Investment regulations in Protected Areas Approved

Investment regulations in  Protected Areas ApprovedInvestment regulations in  Protected Areas Approved

The government has approved regulations pertaining to investment in ecotourism amid concerns that tours of natural sites could take a toll on the environment and ecosystems.

Following two years of deliberation, the National Ecotourism Committee — comprising senior officials from Iran’s Cultural Heritage, Handicrafts and Tourism Organization, the Department of Environment and Ministry of Agriculture —approved investment policies in the area of ecotourism that could help develop the lagging sector.

“Sustainable use of natural resources is essential to develop tourism,” said ICHHTO chief Masoud Soltanifar, according to ISNA.

The DOE had been reluctant to approve the regulations, with Mohammad Ali Fayyazi, director of the ecotourism committee, regularly calling on environmental officials to sign off on the regulations. It is unclear what compelled the DOE to approve the policies.

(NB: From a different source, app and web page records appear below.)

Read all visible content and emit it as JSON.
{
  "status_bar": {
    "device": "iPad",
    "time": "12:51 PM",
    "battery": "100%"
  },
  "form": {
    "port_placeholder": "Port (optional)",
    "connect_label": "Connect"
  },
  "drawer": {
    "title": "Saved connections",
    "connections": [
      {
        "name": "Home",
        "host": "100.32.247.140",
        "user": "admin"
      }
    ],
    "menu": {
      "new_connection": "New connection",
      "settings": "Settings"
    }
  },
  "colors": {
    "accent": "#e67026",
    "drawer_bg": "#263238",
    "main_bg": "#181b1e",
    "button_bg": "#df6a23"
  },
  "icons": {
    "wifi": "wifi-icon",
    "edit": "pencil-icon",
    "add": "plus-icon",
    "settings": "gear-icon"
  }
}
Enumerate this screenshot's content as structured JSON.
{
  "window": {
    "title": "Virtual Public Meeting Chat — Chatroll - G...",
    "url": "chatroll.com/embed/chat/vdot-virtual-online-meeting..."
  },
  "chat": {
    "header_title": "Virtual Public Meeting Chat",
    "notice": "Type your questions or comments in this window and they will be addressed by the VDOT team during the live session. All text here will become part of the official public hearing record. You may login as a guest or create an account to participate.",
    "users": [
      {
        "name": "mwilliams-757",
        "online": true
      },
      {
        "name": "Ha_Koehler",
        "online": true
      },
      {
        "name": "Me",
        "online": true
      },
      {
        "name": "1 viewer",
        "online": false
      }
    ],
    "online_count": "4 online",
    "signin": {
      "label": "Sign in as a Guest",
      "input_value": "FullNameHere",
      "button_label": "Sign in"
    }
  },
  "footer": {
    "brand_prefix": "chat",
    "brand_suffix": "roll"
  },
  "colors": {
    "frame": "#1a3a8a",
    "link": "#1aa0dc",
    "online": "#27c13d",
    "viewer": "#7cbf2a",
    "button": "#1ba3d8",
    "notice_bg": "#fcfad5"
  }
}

The department divides conservation areas into four categories: National parks, natural monuments, wildlife sanctuaries and protected areas.

According to the regulations, those interested in investing in ecotourism projects in protected areas must obtain permits from the ICHHTO. However, all too often stakeholders fail to uphold environmental laws when starting their projects.

A case in point is the construction of Sib Tourist Resort in Tehran Province’s Aminabad region (in the north); an area where the valuable juniper trees stand and a variety of wildlife species call home.

Activists and officials complain that the contractors have failed to meet their declared environmental commitments to the DOE and their advance on the area is against the regulations defined by the Forests, Rangeland and Watershed Management Organization.

However, according to the head of the DOE office in Firouzkouh County, Mohammad Faridi, “the project has progressed too far and over one trillion rials ($33 million) has been spent. The only thing we can do is to ensure that it is implemented with the least environmental damage.”

  Conservation a Priority

The ecotourism committee has a steadfast commitment to environmental protection, according to Soltanifar, who doubles as vice president.

“Conservation and protection of natural resources is a priority of the committee,” he said. “Successful ecotourism upholds the principles of sustainable development and requires proper management of resources, not to mention instill a sense of responsibility in tourists to protect the environment.”

Supporters of ecotourism believe developing the sector can help protect ecosystems and boost local economies. However, critics argue that ecotourism in Iran has become a threat to the environment, rather than a means to protect ecological diversity and empower the local populace.

Esmaeil Kahrom, an outspoken ecologist and top advisor to DOE chief Massoumeh Ebtekar, rejects the notion of sustainable tourism, claiming that Iranians are “culturally obtuse” and cannot look after the environment.

“We have to reinvent the wheel; have to teach people not to litter, remind them of the importance of nature. And it is up to academics and students to nurture an environmentally-friendly attitude in the people before we can even talk about ecotourism,” he said at a World Tourism Day conference in Tehran last September.